“The Gospel of Judas,” an ancient Egyptian manuscript vilified by the early church as heresy, was released yesterday by National Geographic as one of the greatest archaeological finds of the past century.
“We are confident this is a piece of genuine, Christian apocryphal literature,” said Terry Garcia, National Geographic executive vice president. “This is the most significant discovery in the last 60 years,” comparable to the Dead Sea Scrolls, he added.
Purporting to tell the story of one of history’s most vilified men, the gospel is named after Judas Iscariot, the disciple who betrayed Jesus to the Jewish authorities for 30 silver coins.

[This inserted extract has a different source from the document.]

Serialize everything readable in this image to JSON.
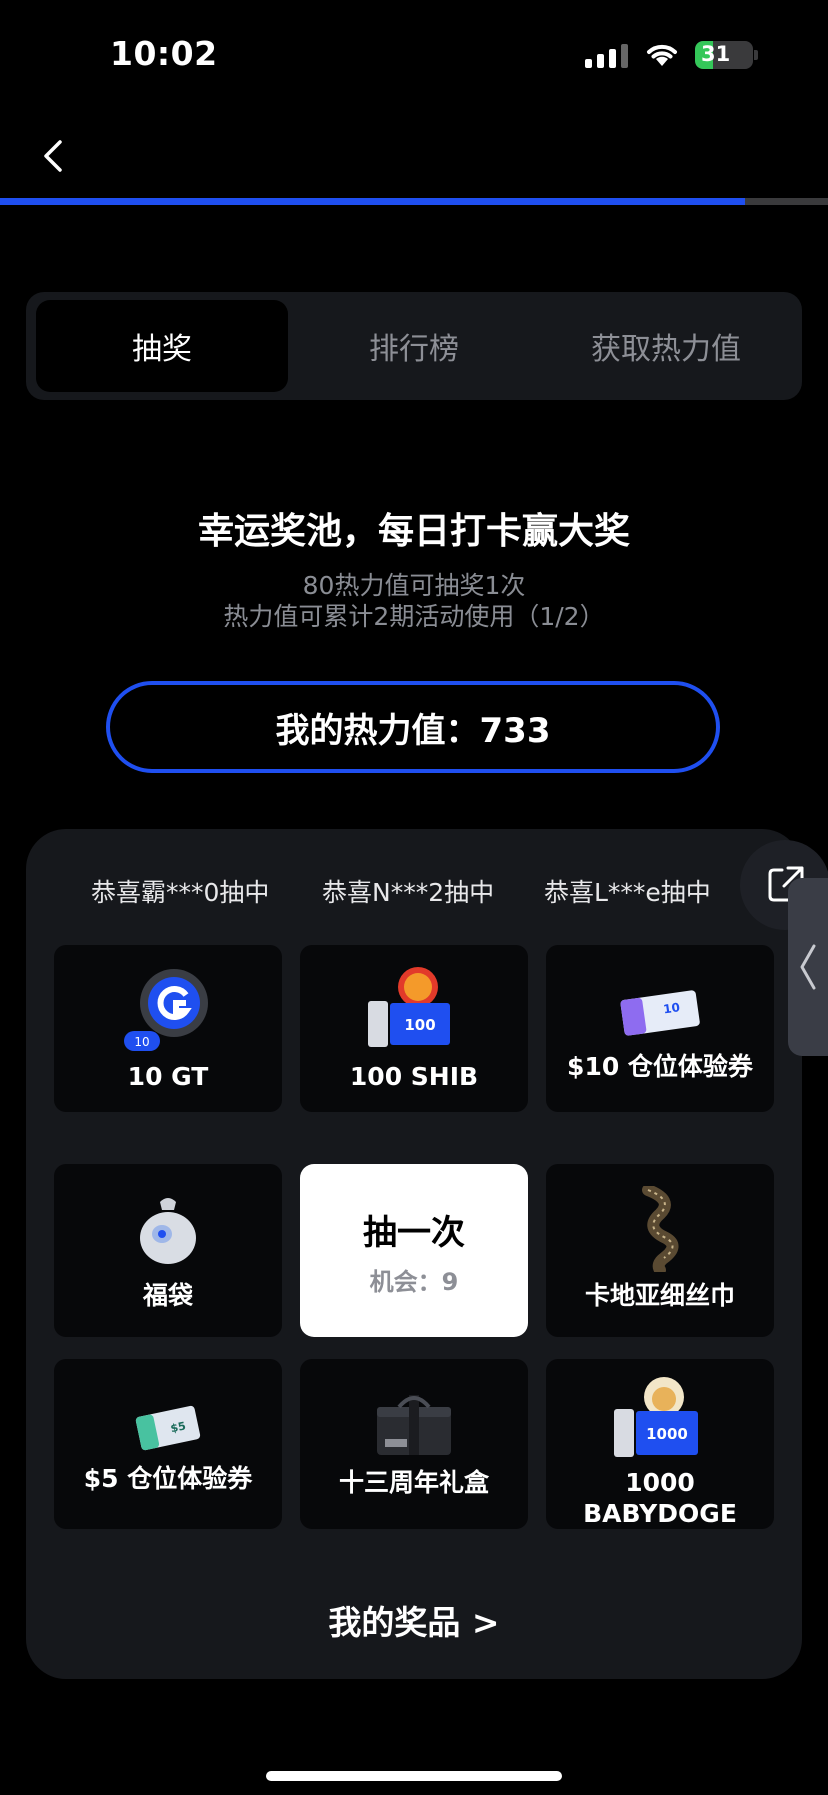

The Judas gospel, in 1,000 fragments before it was recently assembled and translated, includes conversations between Jesus and his disciples about angelic hierarchies, cosmology, the underworld and Creation. Judas is given star billing in this account as Jesus’ chief confidant among the disciples, contrary to the portrayals in the four canonical Gospels.
“Judas is presented as the one to whom everything is told,” said Gregor Wurst, a German scholar who helped translate the document. “Judas was an anti-hero.”

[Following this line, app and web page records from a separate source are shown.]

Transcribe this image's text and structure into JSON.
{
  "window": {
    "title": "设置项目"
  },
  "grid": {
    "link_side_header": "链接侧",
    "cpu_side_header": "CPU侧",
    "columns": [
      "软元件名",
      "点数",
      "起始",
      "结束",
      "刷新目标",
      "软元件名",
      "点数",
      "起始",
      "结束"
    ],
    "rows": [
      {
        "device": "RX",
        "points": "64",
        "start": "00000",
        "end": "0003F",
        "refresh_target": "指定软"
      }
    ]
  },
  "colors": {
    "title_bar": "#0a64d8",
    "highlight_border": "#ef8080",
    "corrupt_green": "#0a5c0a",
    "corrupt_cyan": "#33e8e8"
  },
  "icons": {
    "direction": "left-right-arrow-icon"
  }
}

It claims that Jesus and Judas planned Jesus’ Crucifixion so that the death of Christ’s weak, earthly body could release His spirit to enjoy the glories of heaven.

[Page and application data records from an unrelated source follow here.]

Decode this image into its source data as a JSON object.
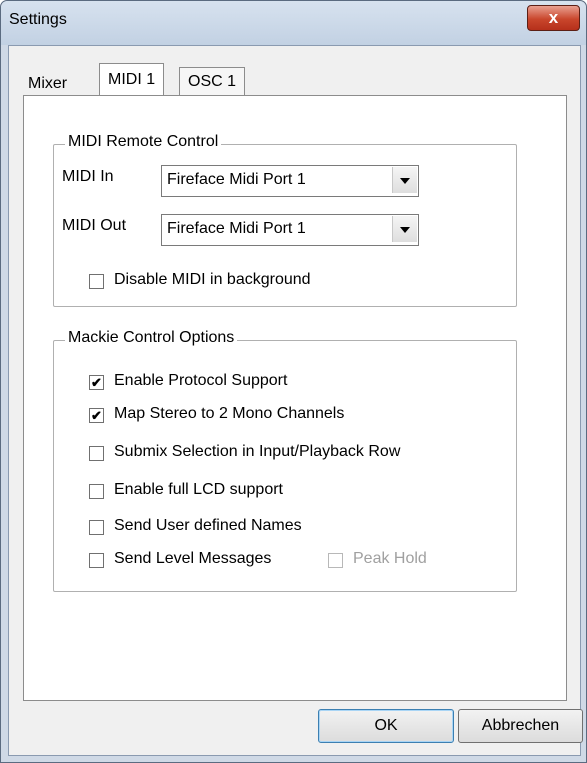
{
  "window": {
    "title": "Settings",
    "close_label": "x"
  },
  "tabs": [
    {
      "label": "Mixer",
      "selected": false
    },
    {
      "label": "MIDI 1",
      "selected": true
    },
    {
      "label": "OSC 1",
      "selected": false
    }
  ],
  "midi_remote": {
    "group_label": "MIDI Remote Control",
    "midi_in_label": "MIDI In",
    "midi_in_value": "Fireface Midi Port 1",
    "midi_out_label": "MIDI Out",
    "midi_out_value": "Fireface Midi Port 1",
    "disable_bg_label": "Disable MIDI in background",
    "disable_bg_checked": false
  },
  "mackie": {
    "group_label": "Mackie Control Options",
    "options": [
      {
        "label": "Enable Protocol Support",
        "checked": true
      },
      {
        "label": "Map Stereo to 2 Mono Channels",
        "checked": true
      },
      {
        "label": "Submix Selection in Input/Playback Row",
        "checked": false
      },
      {
        "label": "Enable full LCD support",
        "checked": false
      },
      {
        "label": "Send User defined Names",
        "checked": false
      },
      {
        "label": "Send Level Messages",
        "checked": false
      }
    ],
    "peak_hold_label": "Peak Hold",
    "peak_hold_checked": false,
    "peak_hold_enabled": false
  },
  "buttons": {
    "ok_label": "OK",
    "cancel_label": "Abbrechen"
  }
}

Near the end of the Judas gospel, Jesus tells Judas he will “exceed” the rest of the disciples “for you will sacrifice the man that clothes me.”
This concept comes from gnosticism, a doctrine that believes salvation comes not by Jesus’ death and Resurrection, but through secret knowledge imparted by Him to select individuals.
Gnostic writers produced several gospels named after New Testament figures such as the Apostle Thomas and Mary Magdalene. None have been considered authoritative since the Christian canon was defined in the 4th century.
A lineup of scholars assembled by National Geographic yesterday admitted the book has no proven link to the Judas who, according to the Gospel of Matthew, committed suicide soon after he betrayed Jesus.
“There is no independent historical tradition behind this text,” said the Rev. Donald Senior, president of the Catholic Theological Union in Chicago. The writers of the Gospel of Judas, he added, “made its characters to be mouthpieces of their own theology.”
Marvin Meyer, a Bible and Christian studies professor at the Albert Schweitzer Institute at Chapman University in Orange, Calif., called the document a “mystical portrayal” combining Jewish mysticism and Platonism, which sees matter, including the human body, as imperfect, transitory and less than the ideal world of the spirit.
The 26-page codex, or manuscript, had a circuitous route to discovery. Scholars knew of its existence because of its mention in “Against Heresies,” a treatise written in 180 by Irenaeus, bishop of Lyon. Irenaeus called the account “a fictitious story.”
The document remained a legend until a copy — in the ancient Coptic language, native to Egypt — was unearthed sometime in the 1970s near El Minya in upper Egypt.
In 1978, it was sold to an antiquities dealer in Cairo, who spent several years trying to sell it, but his asking price was too high for interested scholars. In 1984, the manuscript was stored in a Hicksville, N.Y., bank safe-deposit box where it stayed until 2000, when Zurich antiquities dealer Frieda Nussberger-Tchacos purchased it.
She then transferred it to the Maecenas Foundation for Ancient Art in Basel, Switzerland, to be preserved and translated. Samples sent to the University of Arizona’s radiocarbon-dating lab a year ago showed the manuscript’s date as between 220 and 340. It is not known who wrote the document or when the original, probably written in Greek, was composed.
National Geographic has published a book, set up a museum exhibit, put together a TV special to air Sunday and has devoted the May issue of its magazine to the gospel.